In recent days Mr Mugabe's government has issued seizure orders for 211 white-owned farms in defiance of the widespread condemnation of western governments and opponents at home, who warn that he risks wrecking Zimbabwe's economy.
Although the farmers have the right to appeal, the land legally became government property the moment the orders were served. In a speech to a summit of the Southern African Development Community in the Namibian capital Windhoek, the body's chairman, President Joachim Chissano of Mozambique, defended Mr Mugabe by saying there was a tendency to "put a blanket" over the history of the independence struggles in Africa.
He condemned those who portrayed "former heroes of the freedom struggle" as "anti-democratic and even dictators".
"We cannot in SADC condone these views.

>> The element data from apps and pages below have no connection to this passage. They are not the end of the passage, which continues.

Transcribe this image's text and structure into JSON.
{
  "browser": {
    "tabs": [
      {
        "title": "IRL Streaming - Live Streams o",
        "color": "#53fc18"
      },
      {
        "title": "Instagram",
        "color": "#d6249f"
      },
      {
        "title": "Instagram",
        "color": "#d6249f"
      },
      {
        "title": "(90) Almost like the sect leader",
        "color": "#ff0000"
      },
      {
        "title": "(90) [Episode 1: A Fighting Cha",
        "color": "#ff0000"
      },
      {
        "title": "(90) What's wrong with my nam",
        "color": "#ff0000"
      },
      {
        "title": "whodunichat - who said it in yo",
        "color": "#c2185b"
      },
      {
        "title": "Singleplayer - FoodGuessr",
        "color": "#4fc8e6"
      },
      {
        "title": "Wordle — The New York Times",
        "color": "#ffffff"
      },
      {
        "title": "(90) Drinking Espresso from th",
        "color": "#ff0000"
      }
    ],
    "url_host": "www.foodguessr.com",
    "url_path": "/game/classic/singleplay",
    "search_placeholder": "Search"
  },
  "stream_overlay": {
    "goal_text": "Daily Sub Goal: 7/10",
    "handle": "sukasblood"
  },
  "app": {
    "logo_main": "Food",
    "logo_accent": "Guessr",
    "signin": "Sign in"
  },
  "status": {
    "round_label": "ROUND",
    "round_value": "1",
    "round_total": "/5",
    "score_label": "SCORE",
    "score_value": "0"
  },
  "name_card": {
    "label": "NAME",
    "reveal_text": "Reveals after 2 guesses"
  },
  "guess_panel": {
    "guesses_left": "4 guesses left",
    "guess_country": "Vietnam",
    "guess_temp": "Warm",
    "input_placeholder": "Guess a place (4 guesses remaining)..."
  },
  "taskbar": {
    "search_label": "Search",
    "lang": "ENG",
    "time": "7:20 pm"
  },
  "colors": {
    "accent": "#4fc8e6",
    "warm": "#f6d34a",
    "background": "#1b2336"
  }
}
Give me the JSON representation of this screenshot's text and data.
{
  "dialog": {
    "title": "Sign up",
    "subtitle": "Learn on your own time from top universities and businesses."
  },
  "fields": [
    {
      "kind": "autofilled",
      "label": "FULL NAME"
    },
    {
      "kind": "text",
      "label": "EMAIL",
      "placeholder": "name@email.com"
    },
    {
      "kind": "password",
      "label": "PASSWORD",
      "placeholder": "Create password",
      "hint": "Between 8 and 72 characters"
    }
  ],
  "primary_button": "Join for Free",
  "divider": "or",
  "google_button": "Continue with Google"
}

We are the democrats and we want democracy to work according to the will of our people in each one of our countries."
Mr Mugabe's government says it plans to seize 804 farms without compensation in the short term, under what it calls the "accelerated land redistribution programme", and more than 3,000 within months.
The policy has been condemned by Washington, where a sanctions bill imposing an embargo on international and bilateral loans is making its way through Congress. SADC officials said southern African leaders planned to issue a condemnation of this.
But as the legal land seizures went ahead yesterday, tobacco farmers warned that they would not be able to meet the deadline at the end of this month for planting next year's crop.
Zimbabwe is the second biggest tobacco exporter in the world and among the top three producers of the high quality Virginia leaf favoured by cigarette manufacturers. Tobacco accounts for about half its foreign earnings.
"Failure to achieve the 180m kg [397m lb] core business crop will jeopardise Zimbabwe's position as a leading supplier of quality flavourful flue-cured tobacco for the international brands of cigarettes," said Kobus Joubert of the Zimbabwe Tobacco Association.
Yesterday's summit grappled with the other main cause of instability in the region: the collapsing peace process in the Congo, where Zimbabwe is a leading belligerent. But it made little progress because the Congolese president, Laurent Kabila, failed to turn up.
Mr Kabila's foreign minister, Abdoulaye Yerodia, said his president was "too busy". The mediator in the conflict, the former Botswana president Sir Ketumile Masire, said Mr Kabila's absence showed that he was not serious about ending the war. The main rebel leader in Congo, Emile Ilunga, agreed. The war would not end, he said, until Mr Kabila was defeated.
Nelson Mandela provided the lightest moment of the summit when he lost his way in the middle of a speech.
"You will be patient with an old man," the 82-year-old former South African president said. "I have confused my papers, but I know a president who confuses papers and does not know he has done so."
His audience, including the presidents next to him on the platform, roared with laughter.
â€¢ The police said yesterday that they were investigating a report that war veterans illegally occupying a white-owned farm near Harare had abducted and sexually abused 10 schoolgirls. A farming source said the girls were aged 12-13